One issue that was raised more frequently than any other was referrals. Complex referral forms and protocols, extra work-up of patients before they are even 'allowed' to be referred and referrals being inappropriately 'bounced' to community clinics were all creating more work.
But two issues: GPs having to see and re-refer patients who fail to attend their initial outpatient appointment, and local 'bans' on consultant-to-consultant referrals, were mentioned most frequently.
This week's front page uncovers the scale of this problem and, where it happens, it places a huge amount of extra work on general practice, none of which is funded.
GPs accept the need to refer appropriately and scrutiny of referrals has been part of general practice for some years. But to ensure effective referrals, which will allow the NHS to make the best use of its resources, both sides of the system (referrer and provider) must be looked at. Too often the focus is on the referrer, but providers play a crucial part.
The problems GP highlights this week create inefficiencies in the system. Surely it is quicker and cheaper for the outpatient clinic to contact non-attending patients rather than them taking up another GP appointment? Why should GPs be expected to absorb this extra work? Barring consultant-to-consultant referrals not only creates more work, it is annoying for patients and potentially leads to delays.
As CCGs take control of budgets they will inevitably see referrals as an area where they can control costs. The challenge will be managing referrals without placing undue pressure, and extra unfunded work, on general practice.

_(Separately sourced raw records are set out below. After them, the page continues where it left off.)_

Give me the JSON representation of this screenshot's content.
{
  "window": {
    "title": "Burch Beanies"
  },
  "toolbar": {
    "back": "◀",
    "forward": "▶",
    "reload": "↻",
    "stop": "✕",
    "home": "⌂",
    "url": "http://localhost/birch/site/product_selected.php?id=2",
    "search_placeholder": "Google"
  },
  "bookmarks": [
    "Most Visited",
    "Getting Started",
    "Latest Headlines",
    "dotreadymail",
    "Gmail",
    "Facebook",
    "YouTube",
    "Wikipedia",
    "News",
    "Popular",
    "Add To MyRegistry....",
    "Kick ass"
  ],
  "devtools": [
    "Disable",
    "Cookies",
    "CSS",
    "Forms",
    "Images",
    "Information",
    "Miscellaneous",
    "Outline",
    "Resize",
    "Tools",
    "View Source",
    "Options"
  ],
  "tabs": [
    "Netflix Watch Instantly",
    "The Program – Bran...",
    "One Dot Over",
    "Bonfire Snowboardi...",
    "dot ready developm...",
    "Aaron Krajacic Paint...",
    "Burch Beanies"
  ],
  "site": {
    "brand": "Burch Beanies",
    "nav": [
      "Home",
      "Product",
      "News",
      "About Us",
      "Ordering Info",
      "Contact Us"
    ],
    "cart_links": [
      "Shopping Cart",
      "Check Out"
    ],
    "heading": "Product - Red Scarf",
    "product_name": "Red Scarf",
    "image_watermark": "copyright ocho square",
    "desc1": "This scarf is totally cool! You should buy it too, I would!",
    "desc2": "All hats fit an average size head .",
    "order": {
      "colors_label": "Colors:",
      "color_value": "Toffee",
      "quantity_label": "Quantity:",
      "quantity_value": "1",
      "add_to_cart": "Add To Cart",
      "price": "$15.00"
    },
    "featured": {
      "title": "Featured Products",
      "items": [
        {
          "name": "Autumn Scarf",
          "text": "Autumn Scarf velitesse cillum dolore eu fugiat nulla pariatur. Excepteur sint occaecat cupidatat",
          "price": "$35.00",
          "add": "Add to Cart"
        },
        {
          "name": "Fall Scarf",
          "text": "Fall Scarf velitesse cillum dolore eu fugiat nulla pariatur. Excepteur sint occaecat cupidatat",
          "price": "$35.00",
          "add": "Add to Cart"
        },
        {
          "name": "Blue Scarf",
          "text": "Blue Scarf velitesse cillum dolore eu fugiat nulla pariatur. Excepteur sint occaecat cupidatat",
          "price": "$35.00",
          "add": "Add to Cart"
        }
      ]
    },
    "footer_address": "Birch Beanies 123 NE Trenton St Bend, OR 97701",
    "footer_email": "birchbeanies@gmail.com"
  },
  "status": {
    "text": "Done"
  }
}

Hospitals must take on their share of this work rather than expecting GPs to pick up the pieces.
The key to this will be better integration, improved communication and a more joined-up approach between primary and secondary care.